Jessé Antunes Torres
Jessé Antunes Torres is a Ph.D. candidate in Language Sciences at the Universidade do Sul de Santa Catarina (UNISUL), under the advisorship of Prof. Ana Carolina Cernicchiaro. The focus of his research is science fiction in the work of Vilém Flusser. He was granted a doctoral scholarship by the Comissão de Aperfeiçoamento de Pessoal de Nível Superior (CAPES). Torres holds a Master of Arts degree in Language Sciences (UNISUL), with a dissertation on Flusser’s philosophical fiction, as well as a Bachelor’s degree in Journalism from the Universidade Federal de Santa Catarina (UFSC). He was awarded the prize Rumos Jornalismo Cultural 2009-2010 from the Instituto Itaú Cultural. He lives in Santa Catarina, Brazil.
Articles of Jessé Antunes Torres
An Improbable Science Fiction

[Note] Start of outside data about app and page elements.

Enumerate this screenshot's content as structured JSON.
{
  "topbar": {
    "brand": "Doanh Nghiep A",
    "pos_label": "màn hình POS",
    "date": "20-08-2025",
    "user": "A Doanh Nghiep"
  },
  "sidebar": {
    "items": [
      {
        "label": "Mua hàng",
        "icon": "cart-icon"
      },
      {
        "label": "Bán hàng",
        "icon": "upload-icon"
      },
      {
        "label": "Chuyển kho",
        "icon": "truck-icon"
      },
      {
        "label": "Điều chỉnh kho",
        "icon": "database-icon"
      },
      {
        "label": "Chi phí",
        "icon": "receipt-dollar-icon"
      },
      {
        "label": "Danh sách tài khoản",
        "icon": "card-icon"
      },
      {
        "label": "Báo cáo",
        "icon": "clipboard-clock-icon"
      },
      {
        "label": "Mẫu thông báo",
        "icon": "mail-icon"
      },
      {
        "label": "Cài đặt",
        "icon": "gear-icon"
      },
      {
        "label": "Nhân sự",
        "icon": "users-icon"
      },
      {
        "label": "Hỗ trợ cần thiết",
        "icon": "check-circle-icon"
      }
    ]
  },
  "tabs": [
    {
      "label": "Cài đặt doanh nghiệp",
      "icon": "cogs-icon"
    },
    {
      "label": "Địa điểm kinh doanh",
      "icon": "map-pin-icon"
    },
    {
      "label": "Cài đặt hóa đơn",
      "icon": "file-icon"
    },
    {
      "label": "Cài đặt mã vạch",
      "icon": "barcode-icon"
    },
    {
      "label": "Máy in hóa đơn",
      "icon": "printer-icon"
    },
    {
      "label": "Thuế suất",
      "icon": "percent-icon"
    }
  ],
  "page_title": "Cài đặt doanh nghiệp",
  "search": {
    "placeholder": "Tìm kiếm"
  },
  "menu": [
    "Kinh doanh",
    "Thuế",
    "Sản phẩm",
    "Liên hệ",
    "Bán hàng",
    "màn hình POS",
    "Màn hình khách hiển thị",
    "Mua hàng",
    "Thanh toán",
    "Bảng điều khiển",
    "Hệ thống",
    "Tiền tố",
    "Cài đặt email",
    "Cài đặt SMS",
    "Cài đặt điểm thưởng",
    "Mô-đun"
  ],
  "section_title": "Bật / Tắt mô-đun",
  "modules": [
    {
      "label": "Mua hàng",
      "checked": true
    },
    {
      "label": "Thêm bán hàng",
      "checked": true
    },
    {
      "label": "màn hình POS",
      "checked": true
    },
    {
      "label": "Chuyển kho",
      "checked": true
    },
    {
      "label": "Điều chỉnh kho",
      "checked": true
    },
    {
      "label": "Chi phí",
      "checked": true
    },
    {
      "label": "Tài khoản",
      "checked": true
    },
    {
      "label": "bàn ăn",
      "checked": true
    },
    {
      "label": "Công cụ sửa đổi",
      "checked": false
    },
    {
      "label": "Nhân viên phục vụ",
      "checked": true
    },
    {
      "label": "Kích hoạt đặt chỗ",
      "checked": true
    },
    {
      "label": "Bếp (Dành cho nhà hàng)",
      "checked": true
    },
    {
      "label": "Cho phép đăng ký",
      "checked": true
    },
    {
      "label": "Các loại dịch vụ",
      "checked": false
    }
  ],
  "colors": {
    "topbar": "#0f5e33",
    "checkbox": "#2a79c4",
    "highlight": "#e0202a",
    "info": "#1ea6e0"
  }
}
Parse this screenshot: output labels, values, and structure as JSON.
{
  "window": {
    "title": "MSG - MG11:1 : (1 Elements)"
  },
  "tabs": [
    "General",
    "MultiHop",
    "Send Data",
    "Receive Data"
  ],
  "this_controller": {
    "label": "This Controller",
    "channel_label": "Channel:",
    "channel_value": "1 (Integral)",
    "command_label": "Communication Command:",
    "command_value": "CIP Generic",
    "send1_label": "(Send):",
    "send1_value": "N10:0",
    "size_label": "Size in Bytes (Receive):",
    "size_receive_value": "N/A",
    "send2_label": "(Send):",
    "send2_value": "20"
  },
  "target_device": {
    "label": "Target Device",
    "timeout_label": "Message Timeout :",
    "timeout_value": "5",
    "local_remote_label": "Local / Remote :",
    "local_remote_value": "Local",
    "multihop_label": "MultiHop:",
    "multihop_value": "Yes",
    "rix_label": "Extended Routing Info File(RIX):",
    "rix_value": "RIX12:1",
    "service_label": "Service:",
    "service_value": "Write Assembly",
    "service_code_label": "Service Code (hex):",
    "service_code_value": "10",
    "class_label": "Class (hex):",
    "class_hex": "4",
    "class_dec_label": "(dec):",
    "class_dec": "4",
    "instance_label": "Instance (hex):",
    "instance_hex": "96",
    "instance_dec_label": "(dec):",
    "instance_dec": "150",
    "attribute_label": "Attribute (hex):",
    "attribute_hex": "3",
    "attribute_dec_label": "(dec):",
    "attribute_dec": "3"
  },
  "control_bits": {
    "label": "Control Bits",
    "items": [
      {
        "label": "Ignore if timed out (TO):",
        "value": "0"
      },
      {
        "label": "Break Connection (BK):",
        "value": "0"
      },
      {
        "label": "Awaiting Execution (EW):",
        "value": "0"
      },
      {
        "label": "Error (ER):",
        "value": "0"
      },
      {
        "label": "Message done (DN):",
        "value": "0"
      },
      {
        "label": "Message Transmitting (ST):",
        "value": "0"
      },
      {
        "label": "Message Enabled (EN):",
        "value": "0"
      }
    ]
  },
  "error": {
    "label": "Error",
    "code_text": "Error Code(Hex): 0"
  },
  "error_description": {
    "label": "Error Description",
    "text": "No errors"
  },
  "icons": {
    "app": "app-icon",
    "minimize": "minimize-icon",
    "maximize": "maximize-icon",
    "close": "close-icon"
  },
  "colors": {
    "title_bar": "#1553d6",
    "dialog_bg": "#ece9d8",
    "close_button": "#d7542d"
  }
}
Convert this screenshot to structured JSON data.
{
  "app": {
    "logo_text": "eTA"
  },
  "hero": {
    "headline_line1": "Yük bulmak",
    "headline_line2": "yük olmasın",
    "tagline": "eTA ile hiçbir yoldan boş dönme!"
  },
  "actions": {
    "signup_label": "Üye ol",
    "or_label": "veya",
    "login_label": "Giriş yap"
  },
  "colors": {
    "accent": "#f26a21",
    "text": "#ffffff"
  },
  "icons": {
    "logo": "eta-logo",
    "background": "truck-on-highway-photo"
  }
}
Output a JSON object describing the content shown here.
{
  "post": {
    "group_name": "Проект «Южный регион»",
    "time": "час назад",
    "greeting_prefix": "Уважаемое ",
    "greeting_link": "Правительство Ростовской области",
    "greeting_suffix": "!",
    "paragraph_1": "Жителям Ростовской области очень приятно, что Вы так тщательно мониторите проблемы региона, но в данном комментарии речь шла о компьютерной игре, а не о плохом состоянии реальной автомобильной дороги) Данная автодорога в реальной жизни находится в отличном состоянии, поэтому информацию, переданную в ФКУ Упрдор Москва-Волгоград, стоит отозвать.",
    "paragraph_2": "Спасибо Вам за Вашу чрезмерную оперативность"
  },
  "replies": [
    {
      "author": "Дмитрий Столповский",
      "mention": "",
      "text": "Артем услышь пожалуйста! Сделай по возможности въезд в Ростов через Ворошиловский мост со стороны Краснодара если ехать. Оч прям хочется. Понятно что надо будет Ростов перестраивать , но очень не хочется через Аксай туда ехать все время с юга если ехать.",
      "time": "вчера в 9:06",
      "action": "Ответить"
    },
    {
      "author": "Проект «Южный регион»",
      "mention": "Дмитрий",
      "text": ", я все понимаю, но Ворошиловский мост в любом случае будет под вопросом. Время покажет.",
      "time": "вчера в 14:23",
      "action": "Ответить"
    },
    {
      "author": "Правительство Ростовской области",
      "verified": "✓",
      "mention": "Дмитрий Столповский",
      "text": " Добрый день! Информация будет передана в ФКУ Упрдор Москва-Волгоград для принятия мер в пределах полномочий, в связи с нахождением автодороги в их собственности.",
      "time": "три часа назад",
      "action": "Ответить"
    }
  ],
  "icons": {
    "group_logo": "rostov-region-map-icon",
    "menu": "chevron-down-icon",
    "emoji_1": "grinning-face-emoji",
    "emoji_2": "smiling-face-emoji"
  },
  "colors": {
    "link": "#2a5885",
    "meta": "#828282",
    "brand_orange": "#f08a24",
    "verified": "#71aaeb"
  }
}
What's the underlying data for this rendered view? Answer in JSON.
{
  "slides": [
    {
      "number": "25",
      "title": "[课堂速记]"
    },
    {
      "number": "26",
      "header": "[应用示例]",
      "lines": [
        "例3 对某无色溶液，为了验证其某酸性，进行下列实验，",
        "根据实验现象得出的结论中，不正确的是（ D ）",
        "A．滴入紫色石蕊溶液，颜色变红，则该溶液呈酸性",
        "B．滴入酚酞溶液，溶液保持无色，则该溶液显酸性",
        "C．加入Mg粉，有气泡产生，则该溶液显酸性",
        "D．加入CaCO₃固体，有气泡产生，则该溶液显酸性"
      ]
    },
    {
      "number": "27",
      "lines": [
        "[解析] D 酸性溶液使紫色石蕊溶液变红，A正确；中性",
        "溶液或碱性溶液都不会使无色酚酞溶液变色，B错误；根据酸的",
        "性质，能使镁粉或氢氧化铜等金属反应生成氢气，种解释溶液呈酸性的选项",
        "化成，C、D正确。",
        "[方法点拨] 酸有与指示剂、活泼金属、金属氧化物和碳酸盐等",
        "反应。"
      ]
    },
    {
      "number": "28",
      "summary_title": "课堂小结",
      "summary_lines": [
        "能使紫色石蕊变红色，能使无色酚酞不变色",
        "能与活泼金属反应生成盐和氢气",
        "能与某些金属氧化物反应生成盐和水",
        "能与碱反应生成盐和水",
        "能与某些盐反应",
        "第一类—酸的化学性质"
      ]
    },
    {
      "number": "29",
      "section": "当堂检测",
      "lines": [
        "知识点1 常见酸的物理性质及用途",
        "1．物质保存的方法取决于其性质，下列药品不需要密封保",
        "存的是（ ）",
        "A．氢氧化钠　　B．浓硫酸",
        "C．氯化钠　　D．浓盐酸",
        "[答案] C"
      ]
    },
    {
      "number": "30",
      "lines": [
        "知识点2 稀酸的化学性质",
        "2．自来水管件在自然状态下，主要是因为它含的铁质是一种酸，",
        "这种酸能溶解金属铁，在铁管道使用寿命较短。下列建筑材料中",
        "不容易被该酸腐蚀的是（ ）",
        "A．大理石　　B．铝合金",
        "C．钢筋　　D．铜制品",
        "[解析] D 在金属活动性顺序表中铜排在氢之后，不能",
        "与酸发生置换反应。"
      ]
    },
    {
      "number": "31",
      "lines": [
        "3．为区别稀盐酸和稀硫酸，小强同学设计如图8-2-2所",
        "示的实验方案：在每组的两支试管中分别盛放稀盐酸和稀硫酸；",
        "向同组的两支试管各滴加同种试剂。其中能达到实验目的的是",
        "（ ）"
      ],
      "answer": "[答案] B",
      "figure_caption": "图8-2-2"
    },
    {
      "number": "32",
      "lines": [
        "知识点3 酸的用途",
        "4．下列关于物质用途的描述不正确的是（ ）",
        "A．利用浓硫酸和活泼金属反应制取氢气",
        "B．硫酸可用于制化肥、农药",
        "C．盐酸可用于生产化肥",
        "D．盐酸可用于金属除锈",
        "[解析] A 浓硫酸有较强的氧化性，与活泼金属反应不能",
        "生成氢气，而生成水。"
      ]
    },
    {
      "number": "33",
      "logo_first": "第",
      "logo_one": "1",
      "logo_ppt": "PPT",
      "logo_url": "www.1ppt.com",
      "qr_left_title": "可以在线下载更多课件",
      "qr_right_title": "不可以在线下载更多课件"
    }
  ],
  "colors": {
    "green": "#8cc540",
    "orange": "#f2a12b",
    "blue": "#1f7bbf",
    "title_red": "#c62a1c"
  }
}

The essay explores Flusser’s thoughts on both the literary genre of science fiction, as understood by Suvin and Jameson, and the employment of fiction in science, an idea that can be traced back to Vaihinger’s scientific fictions. Texts such as The History of the Devil, “O bicho de sete cabeças” [The seven-headed beast], and “Science Fiction” are analyzed and compared, attentive to the philosophic and scientific insights informing them. Flusser believed most science fiction is banal (The History of the Devil) and, following information theory, proposed the genre should turn towards the possible, yet unlikely. He believed science fiction could be more than a mere empty diversion, a “turning aside from the original course”, and could actually become a window for us to see our future (“O bicho de sete cabeças”). In “Science Fiction”, he frames his topic more as a gray zone between science and imagination than as a literary genre. Fiction as epistemology. In this understanding of the term, the philosopher also links science fiction with the question of technical images, for he believes we are more likely to find it in synthetic images and computer algorithms than in texts. The present essay goes on to throw some light on the relationship between science fiction and real science, as well as between science fiction and the future. The impossibility of predicting the future is identified as a question pertinent to both science fiction and philosophy of science, and is explored through works of Hume, Meillassoux, Taleb, Bergson, and Berardi.